The ultimate goal of any business is to do more than it did last year. Whether you pile it high and sell it cheap, focus on luxury, offer a service or an experience, the goal is the same. You want to do more and you want to do it in a way that improves the bottom line.

For many firms, the challenge of attracting people to their brand and customer loyalty been exacerbated by the fracturing of the shopping experience. A decade ago, consumers basically had three choices: the high street, mail order or the out of town shopping complex. Shopping online is more than a fourth option however. The phones in our pockets mean that we can check prices and find out about deals wherever we are.

“46% of consumers said they’re more likely to switch providers than they were 10 years ago”*

Price comparison sites and the work of organisations like the Financial Conduct Authority and uSwitch to ensure price transparency have made it easier to check the deals that you are getting. It’s become easier to move to a new provider and customers and staff are far more flexible than they once were.

British Home Stores  is simply the latest addition to the list of retailers that failed to respond to the challenges of the modern world, but even above and beyond straight retail, every industry has been disrupted and every company is having to struggle to attract customers and, as importantly, retain customers. Banks, travel agents, bookshops, when you stop to think about it, the world has changed massively over the last ten years.

Improving Customer Acquisition, Retention and Understanding

You can pile your goods higher, open more outlets, employ more staff, drop your prices, advertise… there’s a long list of things that you can do, but one of the most effective ways to do more in a way that bolsters your bottom line is to look at customer loyalty.

Bringing customers back day after day, year after year, having them work as unofficial brand ambassadors has always been key to a successful business.
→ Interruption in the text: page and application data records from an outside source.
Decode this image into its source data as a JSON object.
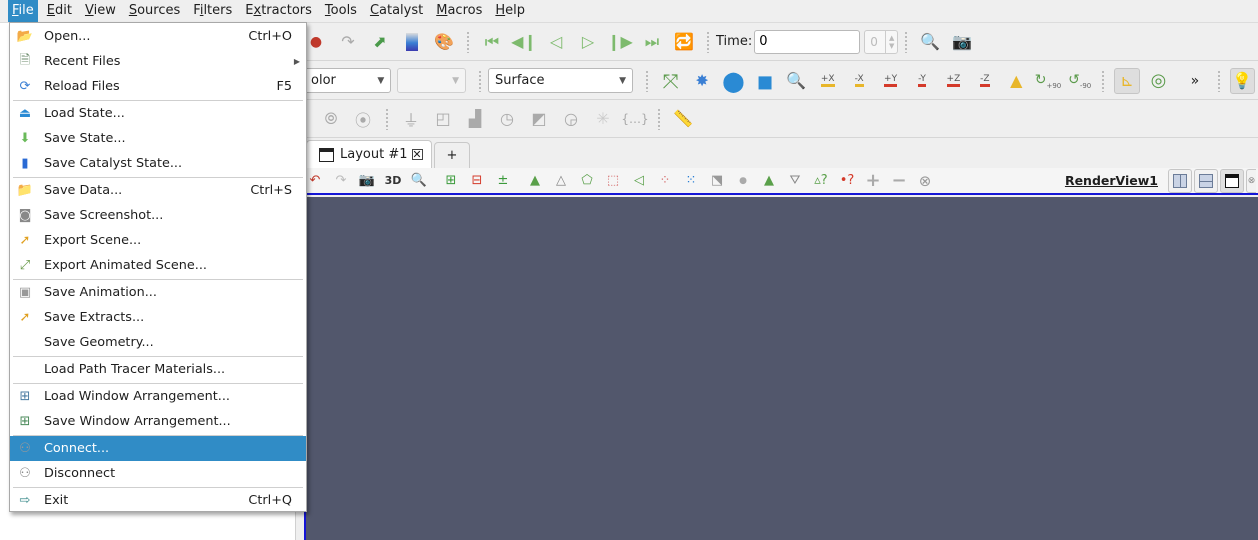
{
  "menubar": {
    "items": [
      {
        "label": "File",
        "mnemonic": "F",
        "active": true
      },
      {
        "label": "Edit",
        "mnemonic": "E"
      },
      {
        "label": "View",
        "mnemonic": "V"
      },
      {
        "label": "Sources",
        "mnemonic": "S"
      },
      {
        "label": "Filters",
        "mnemonic": "i"
      },
      {
        "label": "Extractors",
        "mnemonic": "x"
      },
      {
        "label": "Tools",
        "mnemonic": "T"
      },
      {
        "label": "Catalyst",
        "mnemonic": "C"
      },
      {
        "label": "Macros",
        "mnemonic": "M"
      },
      {
        "label": "Help",
        "mnemonic": "H"
      }
    ]
  },
  "file_menu": {
    "items": [
      {
        "label": "Open...",
        "shortcut": "Ctrl+O",
        "icon": "folder-open-icon"
      },
      {
        "label": "Recent Files",
        "shortcut": "",
        "icon": "recent-files-icon",
        "submenu": true
      },
      {
        "label": "Reload Files",
        "shortcut": "F5",
        "icon": "reload-files-icon"
      },
      {
        "separator": true
      },
      {
        "label": "Load State...",
        "shortcut": "",
        "icon": "load-state-icon"
      },
      {
        "label": "Save State...",
        "shortcut": "",
        "icon": "save-state-icon"
      },
      {
        "label": "Save Catalyst State...",
        "shortcut": "",
        "icon": "catalyst-state-icon"
      },
      {
        "separator": true
      },
      {
        "label": "Save Data...",
        "shortcut": "Ctrl+S",
        "icon": "save-data-icon"
      },
      {
        "label": "Save Screenshot...",
        "shortcut": "",
        "icon": "camera-icon"
      },
      {
        "label": "Export Scene...",
        "shortcut": "",
        "icon": "export-scene-icon"
      },
      {
        "label": "Export Animated Scene...",
        "shortcut": "",
        "icon": "export-animated-scene-icon"
      },
      {
        "separator": true
      },
      {
        "label": "Save Animation...",
        "shortcut": "",
        "icon": "save-animation-icon"
      },
      {
        "label": "Save Extracts...",
        "shortcut": "",
        "icon": "save-extracts-icon"
      },
      {
        "label": "Save Geometry...",
        "shortcut": "",
        "icon": ""
      },
      {
        "separator": true
      },
      {
        "label": "Load Path Tracer Materials...",
        "shortcut": "",
        "icon": ""
      },
      {
        "separator": true
      },
      {
        "label": "Load Window Arrangement...",
        "shortcut": "",
        "icon": "load-window-arrangement-icon"
      },
      {
        "label": "Save Window Arrangement...",
        "shortcut": "",
        "icon": "save-window-arrangement-icon"
      },
      {
        "separator": true
      },
      {
        "label": "Connect...",
        "shortcut": "",
        "icon": "connect-icon",
        "highlighted": true
      },
      {
        "label": "Disconnect",
        "shortcut": "",
        "icon": "disconnect-icon"
      },
      {
        "separator": true
      },
      {
        "label": "Exit",
        "shortcut": "Ctrl+Q",
        "icon": "exit-icon"
      }
    ]
  },
  "toolbar_time": {
    "label": "Time:",
    "value": "0",
    "index_value": "0"
  },
  "toolbar_representation": {
    "color_by_value": "olor",
    "component_value": "",
    "representation_value": "Surface"
  },
  "view_axes": {
    "plus_x": "+X",
    "minus_x": "-X",
    "plus_y": "+Y",
    "minus_y": "-Y",
    "plus_z": "+Z",
    "minus_z": "-Z",
    "rot_plus": "+90",
    "rot_minus": "-90",
    "more": "»"
  },
  "layout_tabs": {
    "tabs": [
      {
        "label": "Layout #1"
      }
    ],
    "add_label": "+"
  },
  "viewbar": {
    "three_d_label": "3D",
    "view_name": "RenderView1"
  },
  "colors": {
    "menu_highlight": "#308cc6",
    "render_background": "#52576c",
    "active_view_border": "#1515d6"
  }
}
The lower your customer churn, the healthier your balance sheet. 

“It costs 5 times more to acquire a new customer than retain an existing one**

Two of the biggest examples of effective customer loyalty schemes are the Tesco Clubcard and Boots Advantage Card. These have helped both retailers dominate their respective markets and given them access to data that has really helped them understand their strengths and where they can look to improve.
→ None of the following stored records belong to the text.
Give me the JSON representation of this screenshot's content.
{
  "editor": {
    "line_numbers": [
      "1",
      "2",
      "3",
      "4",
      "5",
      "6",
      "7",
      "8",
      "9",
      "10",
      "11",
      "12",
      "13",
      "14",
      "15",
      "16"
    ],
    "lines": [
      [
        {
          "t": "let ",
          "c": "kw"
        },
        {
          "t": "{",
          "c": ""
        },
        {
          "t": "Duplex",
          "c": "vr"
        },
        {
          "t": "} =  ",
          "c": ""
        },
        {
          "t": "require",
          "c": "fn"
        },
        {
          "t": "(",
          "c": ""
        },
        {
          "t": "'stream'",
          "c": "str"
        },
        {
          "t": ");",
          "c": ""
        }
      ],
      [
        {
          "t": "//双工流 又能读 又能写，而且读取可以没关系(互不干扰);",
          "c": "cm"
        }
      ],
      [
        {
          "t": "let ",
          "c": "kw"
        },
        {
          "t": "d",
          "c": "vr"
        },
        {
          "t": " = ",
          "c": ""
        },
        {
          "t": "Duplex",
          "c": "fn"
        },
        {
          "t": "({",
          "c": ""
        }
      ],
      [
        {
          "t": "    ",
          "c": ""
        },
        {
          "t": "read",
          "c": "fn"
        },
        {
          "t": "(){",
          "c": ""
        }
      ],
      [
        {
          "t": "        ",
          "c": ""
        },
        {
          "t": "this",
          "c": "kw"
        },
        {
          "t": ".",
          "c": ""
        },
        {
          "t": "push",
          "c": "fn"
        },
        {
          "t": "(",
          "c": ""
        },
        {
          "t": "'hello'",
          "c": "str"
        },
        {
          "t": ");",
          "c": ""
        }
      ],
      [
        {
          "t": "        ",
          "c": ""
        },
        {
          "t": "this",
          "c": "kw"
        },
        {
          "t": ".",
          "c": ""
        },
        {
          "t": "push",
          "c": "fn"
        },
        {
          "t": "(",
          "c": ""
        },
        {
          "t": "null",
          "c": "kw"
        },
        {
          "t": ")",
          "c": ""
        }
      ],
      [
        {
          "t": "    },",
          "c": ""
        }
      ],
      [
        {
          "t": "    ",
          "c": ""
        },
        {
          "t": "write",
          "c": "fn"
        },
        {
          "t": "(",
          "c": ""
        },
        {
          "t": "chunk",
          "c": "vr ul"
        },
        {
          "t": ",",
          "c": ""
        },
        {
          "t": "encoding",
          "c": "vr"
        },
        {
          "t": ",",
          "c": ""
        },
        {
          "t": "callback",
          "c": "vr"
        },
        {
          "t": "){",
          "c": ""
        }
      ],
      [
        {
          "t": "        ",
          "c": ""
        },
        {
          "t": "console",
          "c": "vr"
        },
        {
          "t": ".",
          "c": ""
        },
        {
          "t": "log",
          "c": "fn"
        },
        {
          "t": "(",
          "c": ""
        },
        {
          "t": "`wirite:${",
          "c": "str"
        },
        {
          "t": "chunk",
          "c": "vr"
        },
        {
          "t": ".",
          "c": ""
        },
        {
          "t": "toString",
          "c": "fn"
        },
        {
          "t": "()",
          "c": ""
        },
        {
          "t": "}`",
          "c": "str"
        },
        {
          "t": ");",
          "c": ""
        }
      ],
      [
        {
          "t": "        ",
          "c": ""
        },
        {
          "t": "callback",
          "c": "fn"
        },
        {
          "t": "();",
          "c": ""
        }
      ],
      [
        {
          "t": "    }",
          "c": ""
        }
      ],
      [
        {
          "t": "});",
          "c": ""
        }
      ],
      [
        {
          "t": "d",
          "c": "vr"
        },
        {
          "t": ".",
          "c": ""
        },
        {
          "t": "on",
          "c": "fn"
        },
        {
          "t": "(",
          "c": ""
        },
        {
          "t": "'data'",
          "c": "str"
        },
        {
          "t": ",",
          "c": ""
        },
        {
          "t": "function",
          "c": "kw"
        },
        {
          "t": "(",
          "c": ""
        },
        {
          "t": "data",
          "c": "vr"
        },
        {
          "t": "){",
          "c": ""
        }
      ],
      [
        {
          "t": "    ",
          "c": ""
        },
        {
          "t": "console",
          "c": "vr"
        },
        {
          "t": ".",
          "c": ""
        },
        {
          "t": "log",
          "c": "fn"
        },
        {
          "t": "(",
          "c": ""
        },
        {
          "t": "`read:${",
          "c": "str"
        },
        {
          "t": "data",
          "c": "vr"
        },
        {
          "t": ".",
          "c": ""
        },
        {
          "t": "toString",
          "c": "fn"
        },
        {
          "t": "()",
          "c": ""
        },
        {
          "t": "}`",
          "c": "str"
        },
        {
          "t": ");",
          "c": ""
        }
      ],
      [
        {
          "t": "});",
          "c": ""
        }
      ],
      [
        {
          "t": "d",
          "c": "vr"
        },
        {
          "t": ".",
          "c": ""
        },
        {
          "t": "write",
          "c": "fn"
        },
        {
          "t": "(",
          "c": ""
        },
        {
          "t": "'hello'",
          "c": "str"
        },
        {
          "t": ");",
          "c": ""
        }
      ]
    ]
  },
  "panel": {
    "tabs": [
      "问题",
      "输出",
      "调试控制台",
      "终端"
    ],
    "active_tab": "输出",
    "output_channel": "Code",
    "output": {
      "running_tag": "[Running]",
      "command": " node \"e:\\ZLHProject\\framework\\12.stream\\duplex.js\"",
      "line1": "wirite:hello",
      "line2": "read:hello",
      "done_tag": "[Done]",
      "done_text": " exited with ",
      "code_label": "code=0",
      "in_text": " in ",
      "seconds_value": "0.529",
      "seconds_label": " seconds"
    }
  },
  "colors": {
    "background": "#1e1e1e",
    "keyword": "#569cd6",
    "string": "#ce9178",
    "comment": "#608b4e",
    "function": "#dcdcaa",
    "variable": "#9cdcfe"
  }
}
At the other end of the scale, most of our wallets are now filled with loyalty cards from our favourite barbers and coffee shops. A decent loyalty scheme has helped many small retailers raise prices without alienating customers.
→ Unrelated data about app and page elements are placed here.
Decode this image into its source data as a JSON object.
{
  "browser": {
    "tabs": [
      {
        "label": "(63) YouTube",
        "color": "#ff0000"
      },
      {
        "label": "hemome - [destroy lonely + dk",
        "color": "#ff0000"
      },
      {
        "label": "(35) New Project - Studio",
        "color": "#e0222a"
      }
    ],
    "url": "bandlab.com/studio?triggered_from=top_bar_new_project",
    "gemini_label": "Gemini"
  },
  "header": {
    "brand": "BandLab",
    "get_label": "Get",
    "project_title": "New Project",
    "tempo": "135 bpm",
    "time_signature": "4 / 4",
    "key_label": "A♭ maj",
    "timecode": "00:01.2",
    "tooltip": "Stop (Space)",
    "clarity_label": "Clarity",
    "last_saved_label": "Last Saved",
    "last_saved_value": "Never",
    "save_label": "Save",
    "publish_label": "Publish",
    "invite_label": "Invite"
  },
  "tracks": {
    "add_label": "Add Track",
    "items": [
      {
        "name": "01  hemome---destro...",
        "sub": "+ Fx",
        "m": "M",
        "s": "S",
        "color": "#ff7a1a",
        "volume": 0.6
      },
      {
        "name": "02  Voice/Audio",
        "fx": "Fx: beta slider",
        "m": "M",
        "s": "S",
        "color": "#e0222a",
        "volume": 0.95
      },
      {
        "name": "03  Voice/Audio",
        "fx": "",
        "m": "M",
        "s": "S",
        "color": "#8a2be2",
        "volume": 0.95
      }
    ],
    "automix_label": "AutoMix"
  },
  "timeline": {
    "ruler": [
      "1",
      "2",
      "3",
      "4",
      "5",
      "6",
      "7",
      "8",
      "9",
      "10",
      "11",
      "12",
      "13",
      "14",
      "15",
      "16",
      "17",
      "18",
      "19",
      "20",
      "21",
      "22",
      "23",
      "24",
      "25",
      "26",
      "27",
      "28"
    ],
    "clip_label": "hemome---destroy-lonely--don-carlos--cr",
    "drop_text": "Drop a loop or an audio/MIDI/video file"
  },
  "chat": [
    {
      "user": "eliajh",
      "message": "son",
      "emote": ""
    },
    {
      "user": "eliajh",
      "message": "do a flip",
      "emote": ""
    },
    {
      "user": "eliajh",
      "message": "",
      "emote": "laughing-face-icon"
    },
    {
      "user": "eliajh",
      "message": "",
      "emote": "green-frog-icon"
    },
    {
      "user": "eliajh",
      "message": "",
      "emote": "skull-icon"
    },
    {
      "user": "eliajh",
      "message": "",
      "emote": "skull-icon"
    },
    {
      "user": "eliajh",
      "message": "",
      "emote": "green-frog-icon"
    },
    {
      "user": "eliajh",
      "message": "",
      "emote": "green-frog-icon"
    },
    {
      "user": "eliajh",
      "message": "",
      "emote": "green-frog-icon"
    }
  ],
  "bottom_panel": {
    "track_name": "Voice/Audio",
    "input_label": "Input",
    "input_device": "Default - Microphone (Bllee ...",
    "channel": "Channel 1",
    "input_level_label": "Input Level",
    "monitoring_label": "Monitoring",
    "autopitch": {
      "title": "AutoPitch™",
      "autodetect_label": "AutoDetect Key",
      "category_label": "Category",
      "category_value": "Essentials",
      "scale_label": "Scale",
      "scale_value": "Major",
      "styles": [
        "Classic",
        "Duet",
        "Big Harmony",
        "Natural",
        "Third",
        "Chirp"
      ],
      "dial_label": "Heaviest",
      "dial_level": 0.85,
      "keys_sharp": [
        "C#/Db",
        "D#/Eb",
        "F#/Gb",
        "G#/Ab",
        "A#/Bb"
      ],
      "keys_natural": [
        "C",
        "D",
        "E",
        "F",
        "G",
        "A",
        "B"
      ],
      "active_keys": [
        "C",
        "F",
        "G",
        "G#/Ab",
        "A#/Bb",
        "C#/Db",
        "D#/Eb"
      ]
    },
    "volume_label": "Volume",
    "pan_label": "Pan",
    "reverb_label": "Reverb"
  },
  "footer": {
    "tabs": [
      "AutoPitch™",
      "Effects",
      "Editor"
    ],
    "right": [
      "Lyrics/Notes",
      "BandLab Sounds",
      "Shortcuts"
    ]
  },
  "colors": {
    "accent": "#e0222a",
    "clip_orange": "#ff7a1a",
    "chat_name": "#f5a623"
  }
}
Strong Customer Loyalty: More Than a Nice To Have?

National retail behemoths, local artisan tea houses, banks and insurance firms, everyone is trying to crack the customer loyalty conundrum. The question is how? For the many companies, launching a national loyalty scheme that adds value to the customer and having the resources to analyse the data that comes back is often seen as something well beyond a pipe dream.

“Just 40% of companies have an equal focus on acquisition and retention”**

But the perceived difficulties in managing an effective loyalty scheme can (and should) be overcome. The time and effort put in up front will pay dividends, but marketers need effective measurement in order to justify investment. So why not start small and work up from there? Brands needn’t try to emulate the likes of Boots in their first 6 months of running a loyalty programme. Simple rewards that encourage incremental step changes in consumer behaviours can have a big impact on retention rates.

Understanding the different types of reward available and what is most likely to appeal to your customer base is a good starting point and likely to help you define an effective strategy.

To find out more, take a look at some of our customer loyalty suggestions here.

Sources; * **